## WHAT YOU NEED TO DO
Could you copy out every line of the data where the word "state" occurs?

## EXTRACTED RECORDS
#####
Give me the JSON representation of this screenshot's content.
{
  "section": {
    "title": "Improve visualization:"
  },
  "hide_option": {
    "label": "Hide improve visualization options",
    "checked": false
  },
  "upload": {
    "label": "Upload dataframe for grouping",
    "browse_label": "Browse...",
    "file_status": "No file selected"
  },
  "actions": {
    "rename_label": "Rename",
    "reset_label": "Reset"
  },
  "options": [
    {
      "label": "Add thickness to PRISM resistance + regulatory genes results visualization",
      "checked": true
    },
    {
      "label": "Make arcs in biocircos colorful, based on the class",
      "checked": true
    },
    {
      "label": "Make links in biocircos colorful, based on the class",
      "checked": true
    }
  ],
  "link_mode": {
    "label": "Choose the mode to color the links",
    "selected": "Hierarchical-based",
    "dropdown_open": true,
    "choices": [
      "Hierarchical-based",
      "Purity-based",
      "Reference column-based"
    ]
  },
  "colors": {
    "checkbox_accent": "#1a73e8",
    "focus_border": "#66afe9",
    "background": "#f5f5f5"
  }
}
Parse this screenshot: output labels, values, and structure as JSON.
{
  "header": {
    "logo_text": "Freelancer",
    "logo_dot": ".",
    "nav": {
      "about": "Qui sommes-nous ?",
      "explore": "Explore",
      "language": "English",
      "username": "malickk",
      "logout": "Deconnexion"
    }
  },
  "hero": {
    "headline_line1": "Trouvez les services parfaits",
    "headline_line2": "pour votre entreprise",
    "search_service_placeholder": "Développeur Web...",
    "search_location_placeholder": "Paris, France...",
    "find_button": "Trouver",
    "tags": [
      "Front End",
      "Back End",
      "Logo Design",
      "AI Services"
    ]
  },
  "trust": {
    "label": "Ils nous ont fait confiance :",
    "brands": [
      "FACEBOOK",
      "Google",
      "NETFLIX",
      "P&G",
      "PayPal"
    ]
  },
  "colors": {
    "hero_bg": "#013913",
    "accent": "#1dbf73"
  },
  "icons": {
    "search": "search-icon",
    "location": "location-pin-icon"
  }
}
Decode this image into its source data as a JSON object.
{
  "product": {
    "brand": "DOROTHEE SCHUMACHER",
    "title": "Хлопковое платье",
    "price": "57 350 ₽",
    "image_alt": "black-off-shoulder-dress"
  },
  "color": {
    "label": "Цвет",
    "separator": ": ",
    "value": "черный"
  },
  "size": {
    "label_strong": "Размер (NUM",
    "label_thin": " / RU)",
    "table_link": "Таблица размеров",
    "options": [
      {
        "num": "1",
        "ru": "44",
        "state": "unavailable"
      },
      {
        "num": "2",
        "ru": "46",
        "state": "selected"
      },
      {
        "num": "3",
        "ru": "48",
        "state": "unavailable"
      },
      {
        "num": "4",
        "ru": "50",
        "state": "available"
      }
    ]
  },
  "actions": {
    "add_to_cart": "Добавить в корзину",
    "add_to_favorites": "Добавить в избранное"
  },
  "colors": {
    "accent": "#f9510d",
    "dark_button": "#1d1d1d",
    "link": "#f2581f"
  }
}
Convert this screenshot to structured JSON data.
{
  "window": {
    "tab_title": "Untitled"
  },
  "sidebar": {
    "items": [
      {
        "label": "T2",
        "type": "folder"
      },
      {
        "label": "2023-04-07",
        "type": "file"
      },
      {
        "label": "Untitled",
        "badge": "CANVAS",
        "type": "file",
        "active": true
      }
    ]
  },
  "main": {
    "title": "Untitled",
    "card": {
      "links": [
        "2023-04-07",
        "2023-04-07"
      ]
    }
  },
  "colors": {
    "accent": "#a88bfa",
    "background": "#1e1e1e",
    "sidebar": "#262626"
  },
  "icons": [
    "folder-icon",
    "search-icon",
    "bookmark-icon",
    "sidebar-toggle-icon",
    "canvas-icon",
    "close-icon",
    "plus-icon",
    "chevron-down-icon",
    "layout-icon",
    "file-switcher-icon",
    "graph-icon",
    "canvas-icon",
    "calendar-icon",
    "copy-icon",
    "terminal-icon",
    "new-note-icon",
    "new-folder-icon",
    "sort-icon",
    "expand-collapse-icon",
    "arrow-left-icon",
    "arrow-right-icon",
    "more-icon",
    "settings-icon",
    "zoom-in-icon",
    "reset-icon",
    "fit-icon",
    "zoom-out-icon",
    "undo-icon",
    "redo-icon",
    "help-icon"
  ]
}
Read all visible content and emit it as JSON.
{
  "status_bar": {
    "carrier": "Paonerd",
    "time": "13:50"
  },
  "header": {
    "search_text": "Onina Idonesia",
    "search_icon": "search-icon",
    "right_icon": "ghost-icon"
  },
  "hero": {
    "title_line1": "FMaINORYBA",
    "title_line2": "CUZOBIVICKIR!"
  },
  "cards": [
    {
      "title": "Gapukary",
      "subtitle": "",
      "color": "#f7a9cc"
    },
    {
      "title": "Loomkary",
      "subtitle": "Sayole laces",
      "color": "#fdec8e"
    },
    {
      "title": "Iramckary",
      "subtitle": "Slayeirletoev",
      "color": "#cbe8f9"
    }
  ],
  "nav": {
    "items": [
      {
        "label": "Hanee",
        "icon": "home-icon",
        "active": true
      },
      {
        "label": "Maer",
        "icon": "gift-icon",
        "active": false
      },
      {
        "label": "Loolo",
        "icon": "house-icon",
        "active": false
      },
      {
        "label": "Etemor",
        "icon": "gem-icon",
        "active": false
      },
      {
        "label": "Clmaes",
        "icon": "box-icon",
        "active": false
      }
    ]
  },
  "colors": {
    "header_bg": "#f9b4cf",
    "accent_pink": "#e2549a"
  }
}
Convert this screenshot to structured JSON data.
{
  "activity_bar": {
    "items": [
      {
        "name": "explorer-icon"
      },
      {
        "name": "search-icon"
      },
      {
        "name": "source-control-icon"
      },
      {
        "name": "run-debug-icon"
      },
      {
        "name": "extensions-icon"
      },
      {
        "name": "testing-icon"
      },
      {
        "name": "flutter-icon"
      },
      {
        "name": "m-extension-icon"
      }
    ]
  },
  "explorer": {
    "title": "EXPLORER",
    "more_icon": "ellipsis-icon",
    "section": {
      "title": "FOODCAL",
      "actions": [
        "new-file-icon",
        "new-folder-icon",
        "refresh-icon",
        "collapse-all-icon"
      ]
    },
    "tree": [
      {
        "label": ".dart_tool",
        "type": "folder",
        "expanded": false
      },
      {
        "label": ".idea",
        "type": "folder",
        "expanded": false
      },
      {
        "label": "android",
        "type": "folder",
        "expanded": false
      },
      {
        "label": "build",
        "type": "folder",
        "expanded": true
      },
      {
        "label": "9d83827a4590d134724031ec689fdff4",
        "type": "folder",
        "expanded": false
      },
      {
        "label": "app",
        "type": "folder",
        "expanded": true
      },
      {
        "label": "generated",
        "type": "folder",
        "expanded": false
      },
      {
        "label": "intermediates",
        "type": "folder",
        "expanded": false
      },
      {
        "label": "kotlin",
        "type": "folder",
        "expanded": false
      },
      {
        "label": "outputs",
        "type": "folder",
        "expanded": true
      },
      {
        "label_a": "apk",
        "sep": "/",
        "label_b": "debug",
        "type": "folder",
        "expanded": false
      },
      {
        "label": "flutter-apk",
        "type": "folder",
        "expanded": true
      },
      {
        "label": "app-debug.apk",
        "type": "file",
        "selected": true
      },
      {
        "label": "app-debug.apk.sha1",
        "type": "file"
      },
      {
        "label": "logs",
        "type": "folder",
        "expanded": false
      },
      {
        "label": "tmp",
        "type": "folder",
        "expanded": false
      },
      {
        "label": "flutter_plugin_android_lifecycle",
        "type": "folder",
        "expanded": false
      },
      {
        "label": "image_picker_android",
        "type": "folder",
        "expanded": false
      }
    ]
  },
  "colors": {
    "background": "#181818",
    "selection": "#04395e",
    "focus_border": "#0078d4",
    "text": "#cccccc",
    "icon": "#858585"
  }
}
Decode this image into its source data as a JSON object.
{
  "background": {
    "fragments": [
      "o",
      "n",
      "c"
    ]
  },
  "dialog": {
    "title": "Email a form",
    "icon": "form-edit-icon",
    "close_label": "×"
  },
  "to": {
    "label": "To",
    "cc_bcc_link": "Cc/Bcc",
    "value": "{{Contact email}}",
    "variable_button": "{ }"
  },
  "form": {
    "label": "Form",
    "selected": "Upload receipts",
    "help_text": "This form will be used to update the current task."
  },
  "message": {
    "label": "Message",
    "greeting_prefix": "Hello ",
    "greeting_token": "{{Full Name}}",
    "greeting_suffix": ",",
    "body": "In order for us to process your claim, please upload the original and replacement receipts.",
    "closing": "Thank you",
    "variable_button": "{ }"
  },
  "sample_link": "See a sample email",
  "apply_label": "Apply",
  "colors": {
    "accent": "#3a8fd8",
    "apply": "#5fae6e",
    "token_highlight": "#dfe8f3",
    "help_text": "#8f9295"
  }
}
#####
## FINAL ANSWER
        "state": "unavailable"
        "state": "selected"
        "state": "unavailable"
        "state": "available"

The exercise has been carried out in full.